### DATASET EXCERPTS
┄┄┄┄┄┄┄┄┄┄┄┄┄┄┄┄┄┄┄┄

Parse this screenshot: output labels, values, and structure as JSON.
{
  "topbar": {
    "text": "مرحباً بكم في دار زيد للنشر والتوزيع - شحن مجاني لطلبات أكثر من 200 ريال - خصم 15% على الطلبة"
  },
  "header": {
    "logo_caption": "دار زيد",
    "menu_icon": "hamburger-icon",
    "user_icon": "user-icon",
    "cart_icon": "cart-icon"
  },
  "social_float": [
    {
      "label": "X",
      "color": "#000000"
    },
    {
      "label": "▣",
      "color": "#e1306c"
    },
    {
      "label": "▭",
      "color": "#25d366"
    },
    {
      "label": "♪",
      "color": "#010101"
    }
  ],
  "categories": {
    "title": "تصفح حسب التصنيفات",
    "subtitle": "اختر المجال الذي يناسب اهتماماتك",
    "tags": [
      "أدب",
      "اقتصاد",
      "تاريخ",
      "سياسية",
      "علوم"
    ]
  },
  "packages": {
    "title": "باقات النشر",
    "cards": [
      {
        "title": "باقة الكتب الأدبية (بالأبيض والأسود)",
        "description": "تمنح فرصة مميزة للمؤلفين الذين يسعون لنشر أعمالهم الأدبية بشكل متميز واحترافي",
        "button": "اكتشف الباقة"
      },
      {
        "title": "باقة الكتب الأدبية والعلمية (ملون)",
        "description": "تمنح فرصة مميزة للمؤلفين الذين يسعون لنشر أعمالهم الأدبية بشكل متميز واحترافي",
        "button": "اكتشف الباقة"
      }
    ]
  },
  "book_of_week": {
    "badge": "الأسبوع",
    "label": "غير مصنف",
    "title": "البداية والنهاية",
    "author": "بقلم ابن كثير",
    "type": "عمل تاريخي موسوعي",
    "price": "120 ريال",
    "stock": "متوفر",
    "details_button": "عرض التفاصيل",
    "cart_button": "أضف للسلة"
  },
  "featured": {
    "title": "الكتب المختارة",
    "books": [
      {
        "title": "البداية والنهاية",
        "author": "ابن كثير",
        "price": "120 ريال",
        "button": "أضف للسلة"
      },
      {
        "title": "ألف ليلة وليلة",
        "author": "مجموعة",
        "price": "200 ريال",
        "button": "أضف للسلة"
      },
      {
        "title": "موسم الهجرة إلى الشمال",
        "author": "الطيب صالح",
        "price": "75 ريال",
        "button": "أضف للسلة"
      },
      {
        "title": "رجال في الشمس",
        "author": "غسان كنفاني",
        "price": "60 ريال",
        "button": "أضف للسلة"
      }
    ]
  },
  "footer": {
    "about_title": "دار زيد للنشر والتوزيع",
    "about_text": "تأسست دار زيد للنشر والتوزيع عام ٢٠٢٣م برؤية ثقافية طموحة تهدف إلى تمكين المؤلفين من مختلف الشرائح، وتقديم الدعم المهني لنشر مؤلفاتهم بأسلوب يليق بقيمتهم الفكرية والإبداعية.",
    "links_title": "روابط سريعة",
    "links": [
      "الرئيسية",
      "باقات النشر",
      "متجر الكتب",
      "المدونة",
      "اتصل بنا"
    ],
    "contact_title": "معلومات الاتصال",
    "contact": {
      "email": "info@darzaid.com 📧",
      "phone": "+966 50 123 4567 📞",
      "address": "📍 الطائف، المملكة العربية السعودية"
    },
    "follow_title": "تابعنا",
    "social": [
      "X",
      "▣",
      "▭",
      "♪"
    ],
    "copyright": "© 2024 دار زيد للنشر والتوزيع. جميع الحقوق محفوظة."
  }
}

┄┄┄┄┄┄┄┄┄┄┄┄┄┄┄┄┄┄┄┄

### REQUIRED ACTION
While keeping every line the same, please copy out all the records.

### EXPECTED ANSWER
Parse this screenshot: output labels, values, and structure as JSON.
{
  "topbar": {
    "text": "مرحباً بكم في دار زيد للنشر والتوزيع - شحن مجاني لطلبات أكثر من 200 ريال - خصم 15% على الطلبة"
  },
  "header": {
    "logo_caption": "دار زيد",
    "menu_icon": "hamburger-icon",
    "user_icon": "user-icon",
    "cart_icon": "cart-icon"
  },
  "social_float": [
    {
      "label": "X",
      "color": "#000000"
    },
    {
      "label": "▣",
      "color": "#e1306c"
    },
    {
      "label": "▭",
      "color": "#25d366"
    },
    {
      "label": "♪",
      "color": "#010101"
    }
  ],
  "categories": {
    "title": "تصفح حسب التصنيفات",
    "subtitle": "اختر المجال الذي يناسب اهتماماتك",
    "tags": [
      "أدب",
      "اقتصاد",
      "تاريخ",
      "سياسية",
      "علوم"
    ]
  },
  "packages": {
    "title": "باقات النشر",
    "cards": [
      {
        "title": "باقة الكتب الأدبية (بالأبيض والأسود)",
        "description": "تمنح فرصة مميزة للمؤلفين الذين يسعون لنشر أعمالهم الأدبية بشكل متميز واحترافي",
        "button": "اكتشف الباقة"
      },
      {
        "title": "باقة الكتب الأدبية والعلمية (ملون)",
        "description": "تمنح فرصة مميزة للمؤلفين الذين يسعون لنشر أعمالهم الأدبية بشكل متميز واحترافي",
        "button": "اكتشف الباقة"
      }
    ]
  },
  "book_of_week": {
    "badge": "الأسبوع",
    "label": "غير مصنف",
    "title": "البداية والنهاية",
    "author": "بقلم ابن كثير",
    "type": "عمل تاريخي موسوعي",
    "price": "120 ريال",
    "stock": "متوفر",
    "details_button": "عرض التفاصيل",
    "cart_button": "أضف للسلة"
  },
  "featured": {
    "title": "الكتب المختارة",
    "books": [
      {
        "title": "البداية والنهاية",
        "author": "ابن كثير",
        "price": "120 ريال",
        "button": "أضف للسلة"
      },
      {
        "title": "ألف ليلة وليلة",
        "author": "مجموعة",
        "price": "200 ريال",
        "button": "أضف للسلة"
      },
      {
        "title": "موسم الهجرة إلى الشمال",
        "author": "الطيب صالح",
        "price": "75 ريال",
        "button": "أضف للسلة"
      },
      {
        "title": "رجال في الشمس",
        "author": "غسان كنفاني",
        "price": "60 ريال",
        "button": "أضف للسلة"
      }
    ]
  },
  "footer": {
    "about_title": "دار زيد للنشر والتوزيع",
    "about_text": "تأسست دار زيد للنشر والتوزيع عام ٢٠٢٣م برؤية ثقافية طموحة تهدف إلى تمكين المؤلفين من مختلف الشرائح، وتقديم الدعم المهني لنشر مؤلفاتهم بأسلوب يليق بقيمتهم الفكرية والإبداعية.",
    "links_title": "روابط سريعة",
    "links": [
      "الرئيسية",
      "باقات النشر",
      "متجر الكتب",
      "المدونة",
      "اتصل بنا"
    ],
    "contact_title": "معلومات الاتصال",
    "contact": {
      "email": "info@darzaid.com 📧",
      "phone": "+966 50 123 4567 📞",
      "address": "📍 الطائف، المملكة العربية السعودية"
    },
    "follow_title": "تابعنا",
    "social": [
      "X",
      "▣",
      "▭",
      "♪"
    ],
    "copyright": "© 2024 دار زيد للنشر والتوزيع. جميع الحقوق محفوظة."
  }
}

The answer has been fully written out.